The DHSC has announced 'restrictions on the exportation of all variations of HRT products' amid supply shortages for a number of products, and put in place further restrictions for 'all adrenaline auto-injectors and hepatitis B vaccines'.
The government has also made use for the first time of legislation that took effect earlier this year to give pharmacists powers to modify prescriptions.
A 'serious shortage protocol' (SSP) has been introduced for the antidepressant fluoxetine - allowing pharmacists to 'supply an alternative strength or pharmaceutical form' of the drug without first consulting with the original prescriber.
The protocol applies to patients with a prescription of fluoxetine 10mg, 30mg and 40mg capsules, all of which are currently in short supply.
GPonline reported in August that GPs may have to switch patients to alternative HRT medication amid warnings from suppliers that some widely-prescribed drugs would soon be out of stock. A total of 15 HRT products are currently out of stock according to the MIMS drug shortage tracker.
Overall, more than 100 medicines prescribed in primary care are currently out of stock in the UK - and GP leaders have warned that shortages are having a serious impact on both GPs and patients.
The DHSC said restrictions on HRT exports had been imposed because 'some HRT drugs are being parallel exported' - a practice that sees medicines meant for the UK market sold abroad at a higher price. The government has written to wholesalers warning that it will 'exercise its powers to stop parallel exporting'.
BMA GP committee executive team member Dr Farah Jameel said HRT shortages had been going on for 'far too long' and said it was 'encouraging that the government is finally taking steps to resolve it by limiting HRT exports from the UK'.
Dr Jameel added: 'Thousands of women rely on HRT in the UK, and we know that many patients have been needlessly suffering as a result of recent manufacturing and supply issues.
'Drug supply issues are common, and while clinicians can prescribe alternative medication, amending a patient’s prescription takes time and this can significantly add to our already heavy workload – particularly if the issue is ongoing.'

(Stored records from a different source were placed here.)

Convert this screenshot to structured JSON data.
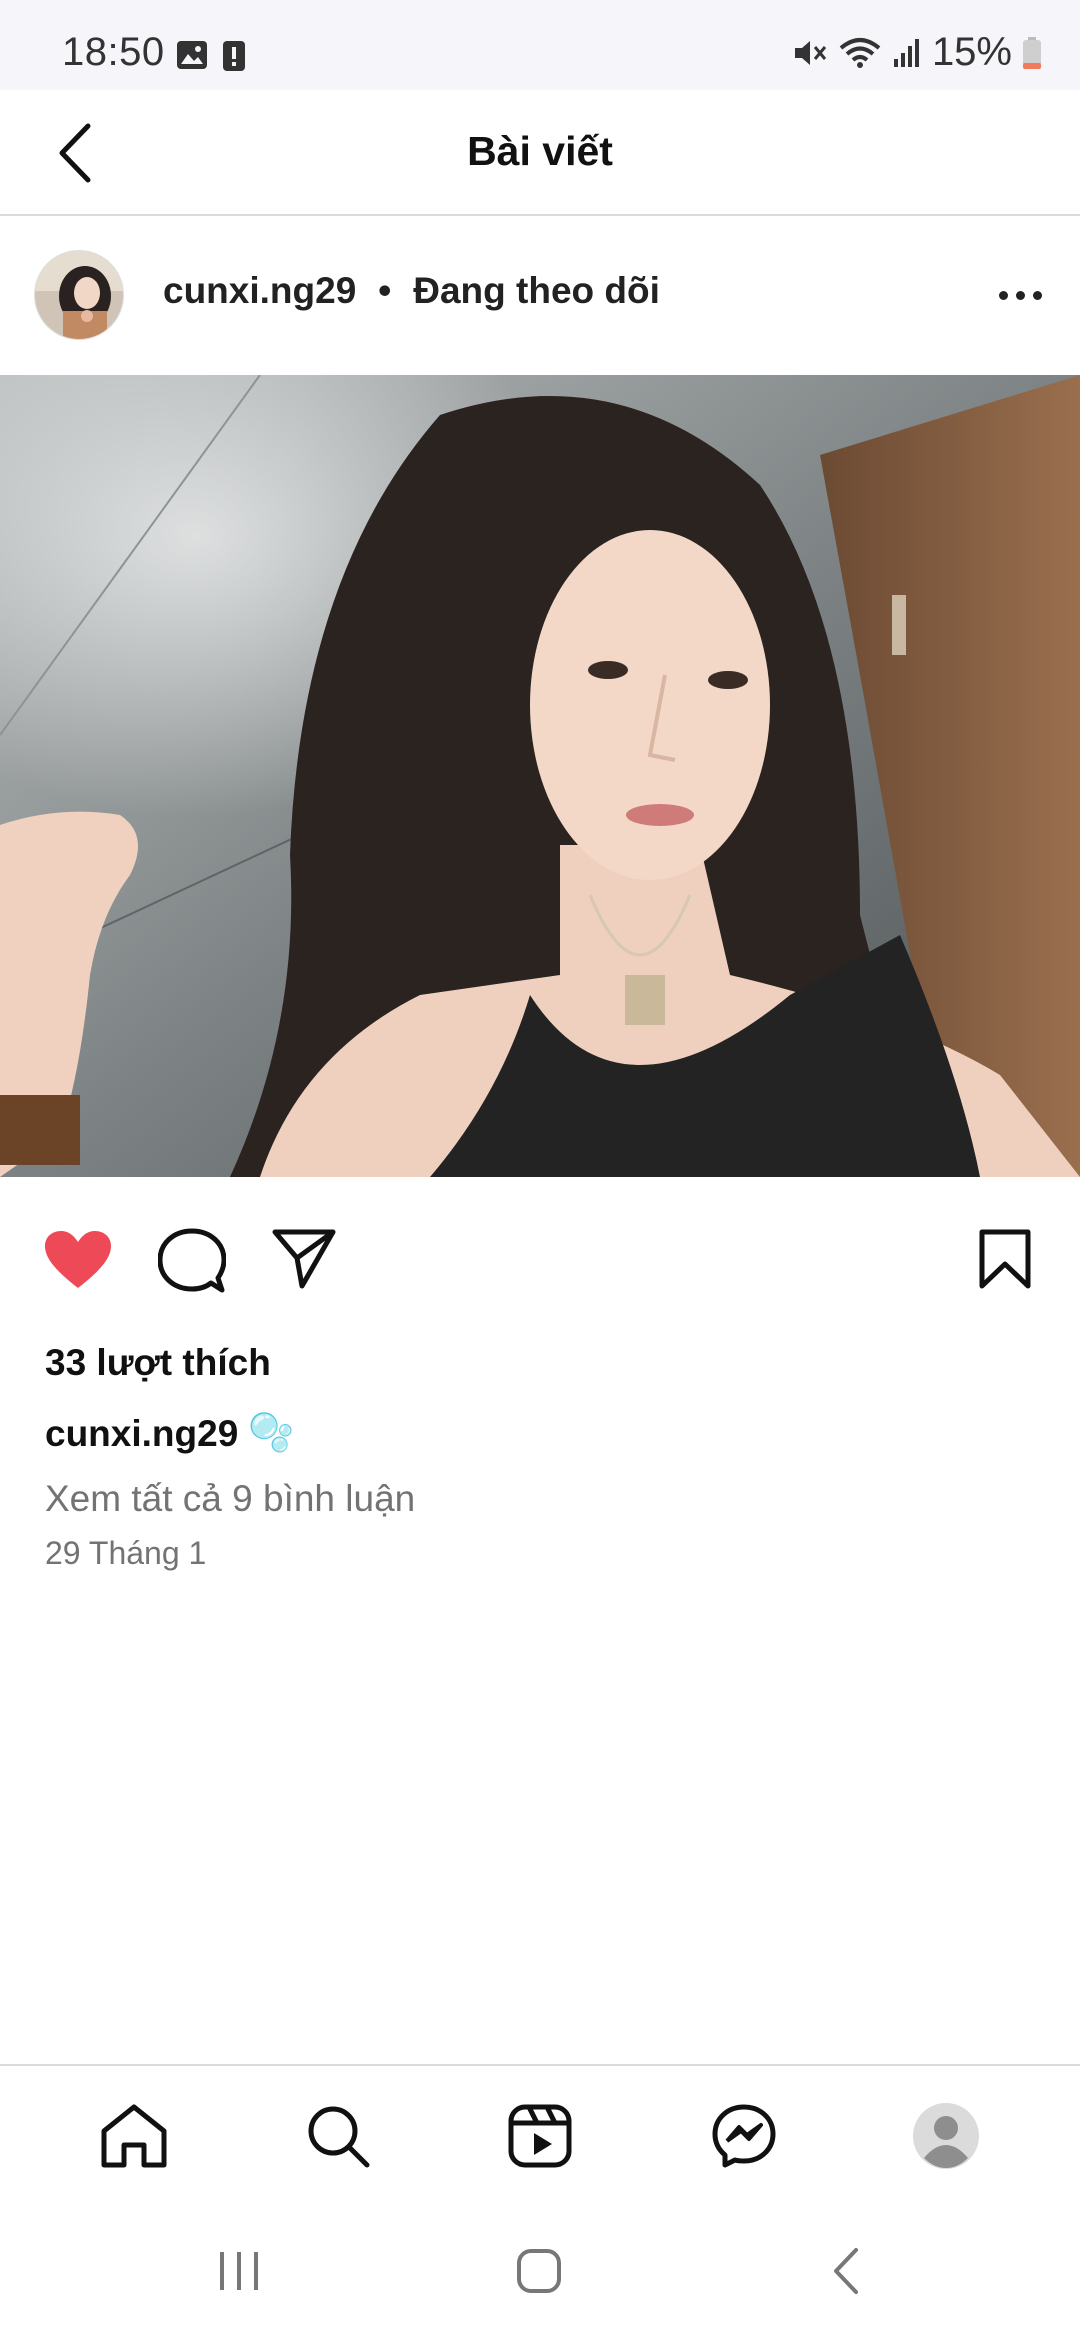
{
  "status_bar": {
    "time": "18:50",
    "battery": "15%",
    "left_icons": [
      "gallery-icon",
      "alert-icon"
    ],
    "right_icons": [
      "mute-icon",
      "wifi-icon",
      "signal-icon",
      "battery-icon"
    ]
  },
  "header": {
    "title": "Bài viết",
    "back_icon": "back-arrow-icon"
  },
  "post": {
    "username": "cunxi.ng29",
    "separator": "•",
    "follow_status": "Đang theo dõi",
    "likes": "33 lượt thích",
    "caption_user": "cunxi.ng29",
    "caption_emoji": "🫧",
    "view_comments": "Xem tất cả 9 bình luận",
    "date": "29 Tháng 1",
    "liked": true,
    "accent_like": "#ed4956"
  },
  "bottom_nav": [
    "home-icon",
    "search-icon",
    "reels-icon",
    "messenger-icon",
    "profile-icon"
  ]
}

She warned, however, that 'prescribing alternative interim medication might not always help to fully relieve a patient’s symptoms, further delaying their treatment and causing avoidable, unnecessary distress'.
Health and social care secretary Matt Hancock said: 'I know how distressing medicine shortages can be for those who rely on drugs like HRT and it’s absolutely crucial patients can always access safe and effective treatments through the NHS.
'The new measures we’re introducing today will help us ensure patients get the medicines they need and the high quality care they deserve.
'Helping the NHS is a priority for this government, and people should be fully reassured that we will always act to ensure that there is an adequate supply of the medicine you need.'
The government said that the SSP for fluoxetine would 'remain in place while manufacturing issues mean the drug is temporarily in short supply, to alleviate pressure on the supply chain'.
Dr Jameel added: 'While this protocol is a sensible measure in theory, patients must have the reassurance that changing the strength or form of their much-needed medication – in this case commonly used for mental health-related conditions – won’t have any adverse effects. Furthermore, we have to be sure that it won’t add to GP workload or cause unnecessary confusion among practice teams.'